Since moving away from our families in California, we've cherished the generosity and love from our new friendships here in Chicagoland. These wonderful people have become like family to us, inviting us to holiday meals with their relatives and sharing their traditions so we never feel alone.
This Thanksgiving, we had the option to join our friends' holiday parties, but wanted to do something completely different instead of the typical cook-all-day-and-eat-turkey routine. Oh don't worry, poultry and potatoes were still involved, but we opted to spend the evening watching jousting and sword fighting at Medieval Times Dinner and Tournament in Shaumberg, IL.
Let the games begin!
My colleague from work was kind enough to lend me her renaissance fair gown for the occasion, so we rolled up to the castle dressed ready to step back in time.
Have you ever had dinner inside a castle?
They handed us bejeweled crowns to don in support of our challenger, the Red and Yellow Knight from Perelada, well known for his superior swordsmanship.
The other contestants included:
Queen Doña Isabella nodded to us from her royal throne while holding on to her family's ancestral sword which she kept close to defend her hard-fought position of power in the male-dominated kingdom.
She also used it for the handful of knighting ceremonies performed just before the tournament began (for anyone willing to pay).
At the back of the hall, we visited the stables to see some of the beautiful horses that would perform that night. Before we went further, I made sure to confirm that the horses are well cared for, receiving plenty of rest and food for their hard work in the entertainment industry. Apparently, they are.
After an hour of milling around the castle foyer, a herald welcomed us into the main arena to find our seats.
The tiered stadium seating ensured that everyone in the dimly-lit room had full view of the sandy jousting floor.
The kind serving wenches poured the first course into our metal handled bowls — steaming dragon's blood soup (aka tomato basil), accompanied by a hefty slice of melt-in-your-mouth garlic bread.
Have you noticed yet? Utensils didn't exist back in medieval times, so our meal was exclusively eaten with our hands.
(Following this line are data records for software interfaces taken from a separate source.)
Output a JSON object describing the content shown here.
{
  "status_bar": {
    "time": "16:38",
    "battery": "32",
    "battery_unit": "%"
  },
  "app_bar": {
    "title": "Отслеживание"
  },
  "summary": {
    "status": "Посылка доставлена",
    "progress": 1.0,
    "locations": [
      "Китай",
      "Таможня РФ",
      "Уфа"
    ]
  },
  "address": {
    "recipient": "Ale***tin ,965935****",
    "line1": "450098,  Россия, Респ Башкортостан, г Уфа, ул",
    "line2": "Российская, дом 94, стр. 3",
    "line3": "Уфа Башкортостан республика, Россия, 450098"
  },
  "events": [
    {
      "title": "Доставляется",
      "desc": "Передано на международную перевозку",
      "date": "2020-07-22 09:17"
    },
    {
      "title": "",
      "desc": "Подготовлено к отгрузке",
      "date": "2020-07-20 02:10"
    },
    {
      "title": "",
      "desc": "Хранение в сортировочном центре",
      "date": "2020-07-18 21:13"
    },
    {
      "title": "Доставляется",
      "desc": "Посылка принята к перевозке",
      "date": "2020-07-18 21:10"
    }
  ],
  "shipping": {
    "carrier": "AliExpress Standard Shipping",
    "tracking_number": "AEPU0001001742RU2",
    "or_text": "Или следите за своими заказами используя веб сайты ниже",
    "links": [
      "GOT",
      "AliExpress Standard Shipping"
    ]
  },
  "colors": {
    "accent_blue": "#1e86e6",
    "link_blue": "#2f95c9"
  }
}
I bet that's not how your family normally eats Thanksgiving dinner.
Next, they loaded our metal plates with the rest of the dragon — its seasoned flesh (half of a rotisserie chicken), its domed scales (half of a baked potato), and its bumpy tail (corn on the cob). After eating so much dragon, we sat back to watch the show, full and happy.
Toward the end of the performance, we received our desserts (not pictured here because we ate them too fast) — a chocolate eclair and a slice of rich yellow cake with chocolate frosting, followed by a complimentary moist towelette, just like in olden times.
To accent our meal, we ordered a frozen piña colada slushie and an Octoberfest beer, both delicious.
All drink purchases required a novelty glass to hold them. Ok, fair, but when were we ever going to use a bright blue Medieval Times daquiri glass or heavy beer stein again?
We liked these lager glasses much better and have used them several times since! Now, they remind us of the amazing time we had on this very different Thanksgiving.
Soon, Queen Doña Isabella took her place on the elevated throne above the arena entrance, and began introducing the evening's challengers. She told us to cheer loudest for our hero, the Red and Yellow Knight, and hiss vehemently for our villain on the opposing wall, the Black and White Knight. Boo! Boo!
Back in the foyer, merchants sold these colorful flags for the crowd to show loyalty to their respective knights.
The tournament began with a series of skill challenges for the knights, like target spearing, ring spearing and flag catching. It was clear these mini competitions, all performed at full speed on horseback, were indicative of each rider's true talent and hours of practice.
There are the Queen and the Lord Chancellor, bantering from their red velvet-shrouded perch.
After announcing who won the skill challenge segment, the Queen asked the knights if they were ready to compete for the title of champion by jousting in center ring. They all agreed while a protective black netting was lowered to protect us from flying debris.
This is where the scripted part of the performance took over.
The knights took turns galloping at one another with sharp jousting lances, a splintering of wood exploding on their shields with each impact.
Some knights fell dramatically to the ground and were rewarded with a vicious battle from their opponent, their squires rushing to pass them a sword or axe or mace to defend themselves.
I don't know how they didn't get sand in their eyes, rolling around the arena in exaggerated hand-to-hand combat.
Finally, after all the match ups had concluded, the winning knight took center ring, bathed in the glow of his victory.
The Queen asked us if we wanted the losers to die for their shameful defeat, but we decided to let them live to fight again.
Our hero may not have won that night, but he fought nobly and had such long, flowing hair, we forgave him.
This is just a taste of the fascinating entertainment we enjoyed at Medieval Times. No time to detail the incredible showmanship displayed by the Master of Horses and his fleet of dancing steeds or the Royal Falconer and her trained falcon.
Guests were invited to start (or conclude) the evening with an array of medieval paraphernalia, like a commemorative headdress, light-up sword or real metal sword to take home and display.
Before leaving, we daydreamed about what our lives would be like as royals...and determined that we liked our current lives just fine, though it was fun to dress up and time travel for one evening.